- _AVAILABLE RECORDS_:
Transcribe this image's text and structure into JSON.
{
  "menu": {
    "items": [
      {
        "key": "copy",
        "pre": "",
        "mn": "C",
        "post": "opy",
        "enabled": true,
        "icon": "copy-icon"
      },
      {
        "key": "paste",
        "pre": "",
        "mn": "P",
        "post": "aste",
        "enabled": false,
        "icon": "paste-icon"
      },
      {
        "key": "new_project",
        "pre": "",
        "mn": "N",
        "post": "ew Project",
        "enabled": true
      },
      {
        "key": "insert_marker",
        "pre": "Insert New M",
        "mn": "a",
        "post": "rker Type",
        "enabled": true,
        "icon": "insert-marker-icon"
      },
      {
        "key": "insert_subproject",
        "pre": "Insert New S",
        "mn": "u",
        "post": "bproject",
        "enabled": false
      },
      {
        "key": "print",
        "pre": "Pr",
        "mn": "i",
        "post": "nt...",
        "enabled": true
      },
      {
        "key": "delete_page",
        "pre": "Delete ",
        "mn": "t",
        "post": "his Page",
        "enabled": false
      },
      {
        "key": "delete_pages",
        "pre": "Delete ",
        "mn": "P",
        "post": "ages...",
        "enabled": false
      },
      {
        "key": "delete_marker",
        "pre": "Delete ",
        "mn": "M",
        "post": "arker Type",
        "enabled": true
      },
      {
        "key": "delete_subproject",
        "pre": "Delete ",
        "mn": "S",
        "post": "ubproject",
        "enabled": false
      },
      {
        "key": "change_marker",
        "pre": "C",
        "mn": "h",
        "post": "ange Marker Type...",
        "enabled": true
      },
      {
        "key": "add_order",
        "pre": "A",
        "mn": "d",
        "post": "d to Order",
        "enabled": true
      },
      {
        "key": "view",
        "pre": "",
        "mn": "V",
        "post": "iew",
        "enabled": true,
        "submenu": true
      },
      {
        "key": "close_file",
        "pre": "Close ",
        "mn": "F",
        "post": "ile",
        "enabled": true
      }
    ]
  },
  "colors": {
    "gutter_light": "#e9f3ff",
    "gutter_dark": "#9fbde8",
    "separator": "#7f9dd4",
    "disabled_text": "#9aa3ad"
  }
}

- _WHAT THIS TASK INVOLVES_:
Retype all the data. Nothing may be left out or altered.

- _EXERCISE OUTPUT_:
Transcribe this image's text and structure into JSON.
{
  "menu": {
    "items": [
      {
        "key": "copy",
        "pre": "",
        "mn": "C",
        "post": "opy",
        "enabled": true,
        "icon": "copy-icon"
      },
      {
        "key": "paste",
        "pre": "",
        "mn": "P",
        "post": "aste",
        "enabled": false,
        "icon": "paste-icon"
      },
      {
        "key": "new_project",
        "pre": "",
        "mn": "N",
        "post": "ew Project",
        "enabled": true
      },
      {
        "key": "insert_marker",
        "pre": "Insert New M",
        "mn": "a",
        "post": "rker Type",
        "enabled": true,
        "icon": "insert-marker-icon"
      },
      {
        "key": "insert_subproject",
        "pre": "Insert New S",
        "mn": "u",
        "post": "bproject",
        "enabled": false
      },
      {
        "key": "print",
        "pre": "Pr",
        "mn": "i",
        "post": "nt...",
        "enabled": true
      },
      {
        "key": "delete_page",
        "pre": "Delete ",
        "mn": "t",
        "post": "his Page",
        "enabled": false
      },
      {
        "key": "delete_pages",
        "pre": "Delete ",
        "mn": "P",
        "post": "ages...",
        "enabled": false
      },
      {
        "key": "delete_marker",
        "pre": "Delete ",
        "mn": "M",
        "post": "arker Type",
        "enabled": true
      },
      {
        "key": "delete_subproject",
        "pre": "Delete ",
        "mn": "S",
        "post": "ubproject",
        "enabled": false
      },
      {
        "key": "change_marker",
        "pre": "C",
        "mn": "h",
        "post": "ange Marker Type...",
        "enabled": true
      },
      {
        "key": "add_order",
        "pre": "A",
        "mn": "d",
        "post": "d to Order",
        "enabled": true
      },
      {
        "key": "view",
        "pre": "",
        "mn": "V",
        "post": "iew",
        "enabled": true,
        "submenu": true
      },
      {
        "key": "close_file",
        "pre": "Close ",
        "mn": "F",
        "post": "ile",
        "enabled": true
      }
    ]
  },
  "colors": {
    "gutter_light": "#e9f3ff",
    "gutter_dark": "#9fbde8",
    "separator": "#7f9dd4",
    "disabled_text": "#9aa3ad"
  }
}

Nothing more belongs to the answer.